A common misconception is that ‘core workouts’ are just sit-ups, or anything revolving around the strengthening of the abdominals.   I was surprised when I learned that a good core workout involves working the muscles in the lower back, your pelvis and your hips.  It even includes your diaphragm.   I was even more surprised when Abbie explained to me that we could strengthen our core by spending less than fifteen minutes a night on this group of muscles.  Having taught competitive dance for over ten years, Abbie engages core training multiple times a week with her students.  The value in us strengthening our core was that it would be our most prized muscle group on our upcoming adventure since it would ensure ideal posture and mobility while racing with twenty-five pound packs, and reduce or protect against injuries while performing whatever abstract endeavors the Race had planned for us (later we realized this included such tasks as a 140 foot free rappel, one mile sprint through mud in Dhaka, Bangladesh and spending almost two hours learning, practicing and performing a synchronized swim routine with the Russian Olympic Synchronized swim team).


Most every night Abbie led us in a series of plank exercises, bender ball movements, glute push-ups, twisting Supermans and a series of hanging movements (knee raises, straight legs, toes to bar).

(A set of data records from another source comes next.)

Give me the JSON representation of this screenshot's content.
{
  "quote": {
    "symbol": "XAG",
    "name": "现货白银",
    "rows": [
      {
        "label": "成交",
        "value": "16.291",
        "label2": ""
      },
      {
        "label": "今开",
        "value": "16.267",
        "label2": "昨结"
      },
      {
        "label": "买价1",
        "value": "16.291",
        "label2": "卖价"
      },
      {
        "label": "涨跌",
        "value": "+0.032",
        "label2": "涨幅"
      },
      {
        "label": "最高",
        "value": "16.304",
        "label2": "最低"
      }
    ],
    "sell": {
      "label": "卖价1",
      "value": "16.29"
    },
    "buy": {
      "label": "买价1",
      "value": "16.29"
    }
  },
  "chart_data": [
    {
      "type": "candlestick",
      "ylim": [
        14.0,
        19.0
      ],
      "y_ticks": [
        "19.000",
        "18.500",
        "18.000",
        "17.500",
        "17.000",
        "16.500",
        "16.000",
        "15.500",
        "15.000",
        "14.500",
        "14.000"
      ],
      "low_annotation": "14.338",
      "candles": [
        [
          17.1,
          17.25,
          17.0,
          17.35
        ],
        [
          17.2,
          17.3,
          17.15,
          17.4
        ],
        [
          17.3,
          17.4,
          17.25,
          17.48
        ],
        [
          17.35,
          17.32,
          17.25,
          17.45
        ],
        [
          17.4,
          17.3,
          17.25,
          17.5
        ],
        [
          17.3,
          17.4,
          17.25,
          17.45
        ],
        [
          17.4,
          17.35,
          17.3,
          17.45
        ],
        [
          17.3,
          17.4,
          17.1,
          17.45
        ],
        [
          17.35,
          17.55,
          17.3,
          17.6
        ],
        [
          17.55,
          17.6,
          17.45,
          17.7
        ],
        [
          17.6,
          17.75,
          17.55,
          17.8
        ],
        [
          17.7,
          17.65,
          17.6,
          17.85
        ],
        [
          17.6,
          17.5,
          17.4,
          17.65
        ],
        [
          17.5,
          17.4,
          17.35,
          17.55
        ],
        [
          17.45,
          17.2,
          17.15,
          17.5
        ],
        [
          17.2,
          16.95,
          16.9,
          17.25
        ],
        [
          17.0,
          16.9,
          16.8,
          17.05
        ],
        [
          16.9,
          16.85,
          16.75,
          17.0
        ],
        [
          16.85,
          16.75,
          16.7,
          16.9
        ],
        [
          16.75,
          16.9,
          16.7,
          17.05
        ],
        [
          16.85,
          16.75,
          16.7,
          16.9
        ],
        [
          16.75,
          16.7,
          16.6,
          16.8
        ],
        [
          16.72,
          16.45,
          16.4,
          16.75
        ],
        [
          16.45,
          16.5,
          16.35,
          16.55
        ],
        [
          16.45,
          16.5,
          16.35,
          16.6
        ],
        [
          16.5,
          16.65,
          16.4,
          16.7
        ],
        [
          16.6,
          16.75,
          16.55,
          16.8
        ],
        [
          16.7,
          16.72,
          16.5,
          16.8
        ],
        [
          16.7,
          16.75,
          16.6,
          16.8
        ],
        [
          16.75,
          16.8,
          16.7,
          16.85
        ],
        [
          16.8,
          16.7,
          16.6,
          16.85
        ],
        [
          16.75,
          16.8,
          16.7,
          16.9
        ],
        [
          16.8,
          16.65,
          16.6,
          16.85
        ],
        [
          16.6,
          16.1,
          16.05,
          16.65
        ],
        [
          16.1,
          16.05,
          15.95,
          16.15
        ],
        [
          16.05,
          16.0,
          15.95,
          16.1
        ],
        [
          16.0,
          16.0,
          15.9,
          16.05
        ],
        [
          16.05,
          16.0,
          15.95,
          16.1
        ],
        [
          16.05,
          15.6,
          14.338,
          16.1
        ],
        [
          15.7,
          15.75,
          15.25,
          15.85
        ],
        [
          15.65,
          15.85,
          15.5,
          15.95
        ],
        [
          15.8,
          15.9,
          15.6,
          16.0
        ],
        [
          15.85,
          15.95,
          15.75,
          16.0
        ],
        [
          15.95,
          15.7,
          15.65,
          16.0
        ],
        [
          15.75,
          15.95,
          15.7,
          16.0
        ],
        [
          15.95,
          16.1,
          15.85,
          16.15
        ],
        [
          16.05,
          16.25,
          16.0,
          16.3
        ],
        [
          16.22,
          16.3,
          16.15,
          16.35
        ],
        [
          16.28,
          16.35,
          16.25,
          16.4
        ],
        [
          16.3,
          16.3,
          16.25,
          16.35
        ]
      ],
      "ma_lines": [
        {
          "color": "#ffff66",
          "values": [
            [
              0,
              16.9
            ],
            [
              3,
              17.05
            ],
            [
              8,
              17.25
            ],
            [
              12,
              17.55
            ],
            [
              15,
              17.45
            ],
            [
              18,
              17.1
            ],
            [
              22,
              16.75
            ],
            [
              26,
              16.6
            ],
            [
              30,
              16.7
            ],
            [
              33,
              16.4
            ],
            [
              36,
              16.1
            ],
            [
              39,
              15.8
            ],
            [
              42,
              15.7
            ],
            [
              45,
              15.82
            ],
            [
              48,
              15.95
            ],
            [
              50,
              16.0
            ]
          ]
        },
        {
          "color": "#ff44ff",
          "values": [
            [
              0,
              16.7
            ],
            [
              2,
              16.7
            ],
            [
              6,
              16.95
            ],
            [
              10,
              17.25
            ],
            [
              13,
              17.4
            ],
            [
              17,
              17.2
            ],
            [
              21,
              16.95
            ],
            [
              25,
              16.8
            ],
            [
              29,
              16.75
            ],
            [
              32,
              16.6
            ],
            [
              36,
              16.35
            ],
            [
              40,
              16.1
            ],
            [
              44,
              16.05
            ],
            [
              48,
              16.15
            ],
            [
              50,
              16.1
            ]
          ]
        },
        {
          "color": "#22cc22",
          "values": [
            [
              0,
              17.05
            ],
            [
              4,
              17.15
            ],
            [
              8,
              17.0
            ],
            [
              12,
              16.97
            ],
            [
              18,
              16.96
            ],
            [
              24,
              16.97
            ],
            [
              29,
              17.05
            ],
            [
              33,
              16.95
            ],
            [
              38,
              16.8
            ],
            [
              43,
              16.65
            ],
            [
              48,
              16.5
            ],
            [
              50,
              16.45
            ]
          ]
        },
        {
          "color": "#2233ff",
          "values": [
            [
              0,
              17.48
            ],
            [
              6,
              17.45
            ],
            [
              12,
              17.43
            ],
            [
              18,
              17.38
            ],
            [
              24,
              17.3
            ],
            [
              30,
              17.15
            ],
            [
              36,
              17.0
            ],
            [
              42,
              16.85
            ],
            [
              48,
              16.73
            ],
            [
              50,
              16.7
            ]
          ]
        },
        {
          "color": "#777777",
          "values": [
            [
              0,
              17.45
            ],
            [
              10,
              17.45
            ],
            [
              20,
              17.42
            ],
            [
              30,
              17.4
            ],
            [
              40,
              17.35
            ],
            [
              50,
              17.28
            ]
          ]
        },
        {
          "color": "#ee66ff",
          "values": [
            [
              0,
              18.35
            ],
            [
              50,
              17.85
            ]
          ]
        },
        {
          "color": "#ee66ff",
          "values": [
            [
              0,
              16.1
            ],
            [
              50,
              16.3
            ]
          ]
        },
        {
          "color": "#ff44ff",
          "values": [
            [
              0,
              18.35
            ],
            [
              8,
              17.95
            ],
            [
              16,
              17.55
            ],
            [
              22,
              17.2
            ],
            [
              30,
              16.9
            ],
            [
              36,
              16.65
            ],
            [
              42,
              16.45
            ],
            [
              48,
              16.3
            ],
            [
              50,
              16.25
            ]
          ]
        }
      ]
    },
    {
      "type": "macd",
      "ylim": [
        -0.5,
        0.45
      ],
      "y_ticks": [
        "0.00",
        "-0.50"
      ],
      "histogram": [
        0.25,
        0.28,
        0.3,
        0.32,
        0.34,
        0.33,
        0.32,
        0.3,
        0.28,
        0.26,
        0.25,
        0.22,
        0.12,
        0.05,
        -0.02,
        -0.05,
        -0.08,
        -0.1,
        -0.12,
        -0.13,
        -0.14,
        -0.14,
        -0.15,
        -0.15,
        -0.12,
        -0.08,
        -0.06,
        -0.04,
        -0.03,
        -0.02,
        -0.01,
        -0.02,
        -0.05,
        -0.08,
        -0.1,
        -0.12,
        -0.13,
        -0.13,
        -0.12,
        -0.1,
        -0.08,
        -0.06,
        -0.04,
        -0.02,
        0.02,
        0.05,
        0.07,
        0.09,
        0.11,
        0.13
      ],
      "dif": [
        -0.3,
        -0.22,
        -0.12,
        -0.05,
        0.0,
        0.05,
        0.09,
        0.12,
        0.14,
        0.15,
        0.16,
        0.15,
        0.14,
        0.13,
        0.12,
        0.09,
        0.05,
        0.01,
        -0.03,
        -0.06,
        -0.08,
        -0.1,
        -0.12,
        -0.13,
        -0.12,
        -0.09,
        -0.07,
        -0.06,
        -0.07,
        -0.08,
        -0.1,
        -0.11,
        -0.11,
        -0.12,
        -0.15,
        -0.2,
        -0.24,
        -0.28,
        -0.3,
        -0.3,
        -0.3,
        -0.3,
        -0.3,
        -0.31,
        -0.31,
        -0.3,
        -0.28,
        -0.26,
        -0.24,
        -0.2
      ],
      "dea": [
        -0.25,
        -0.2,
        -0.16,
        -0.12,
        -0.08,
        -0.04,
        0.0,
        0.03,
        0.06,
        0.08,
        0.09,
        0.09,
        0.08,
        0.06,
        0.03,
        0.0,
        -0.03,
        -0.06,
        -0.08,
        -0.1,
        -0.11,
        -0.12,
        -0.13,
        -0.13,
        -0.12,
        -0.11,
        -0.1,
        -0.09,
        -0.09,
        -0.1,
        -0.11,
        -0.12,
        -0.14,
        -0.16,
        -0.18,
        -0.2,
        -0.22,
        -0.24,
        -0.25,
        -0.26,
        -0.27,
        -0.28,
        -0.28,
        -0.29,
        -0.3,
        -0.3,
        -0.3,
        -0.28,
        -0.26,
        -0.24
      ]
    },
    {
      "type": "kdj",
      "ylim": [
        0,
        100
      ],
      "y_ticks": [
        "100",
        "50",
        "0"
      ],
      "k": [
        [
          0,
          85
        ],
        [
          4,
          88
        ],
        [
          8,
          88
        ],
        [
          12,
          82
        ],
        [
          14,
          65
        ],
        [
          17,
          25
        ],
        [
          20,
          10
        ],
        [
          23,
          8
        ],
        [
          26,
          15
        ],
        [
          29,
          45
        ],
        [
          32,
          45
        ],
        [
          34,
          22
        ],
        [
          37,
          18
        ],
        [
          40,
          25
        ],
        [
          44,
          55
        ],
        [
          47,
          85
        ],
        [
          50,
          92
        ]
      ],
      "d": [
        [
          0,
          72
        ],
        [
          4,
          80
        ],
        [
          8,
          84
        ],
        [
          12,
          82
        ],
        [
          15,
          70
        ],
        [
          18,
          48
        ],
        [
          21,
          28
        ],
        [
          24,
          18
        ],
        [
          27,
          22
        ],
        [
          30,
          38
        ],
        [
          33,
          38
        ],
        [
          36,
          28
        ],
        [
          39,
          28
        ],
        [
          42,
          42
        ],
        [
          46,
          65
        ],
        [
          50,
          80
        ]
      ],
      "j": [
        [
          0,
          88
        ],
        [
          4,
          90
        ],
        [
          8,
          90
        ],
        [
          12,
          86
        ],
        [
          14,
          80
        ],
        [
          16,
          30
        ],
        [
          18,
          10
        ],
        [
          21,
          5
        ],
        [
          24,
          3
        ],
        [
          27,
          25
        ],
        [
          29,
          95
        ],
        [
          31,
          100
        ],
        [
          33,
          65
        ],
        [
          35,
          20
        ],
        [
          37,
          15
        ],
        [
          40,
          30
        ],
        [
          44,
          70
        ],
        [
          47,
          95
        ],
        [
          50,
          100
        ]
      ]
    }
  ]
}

A few days before we left on our trip of a lifetime we each took pictures in the dressing room of a local Lululemon.  I was shocked that for the first time in my life I could see abdominal and oblique definition.  My body weight had gone from just over 191lbs to 174lbs.  My body fat percentage had dropped drastically from 13.4% to 7.6%.  I was the fittest, strongest, healthiest and leanest I had ever been. I attribute these results to the vast array of daily physical activity (muscle confusion!), improved diet (no processed foods, greens at every meal, no red meat, no non-natural sugars) and absolutely our at-home-core-workouts.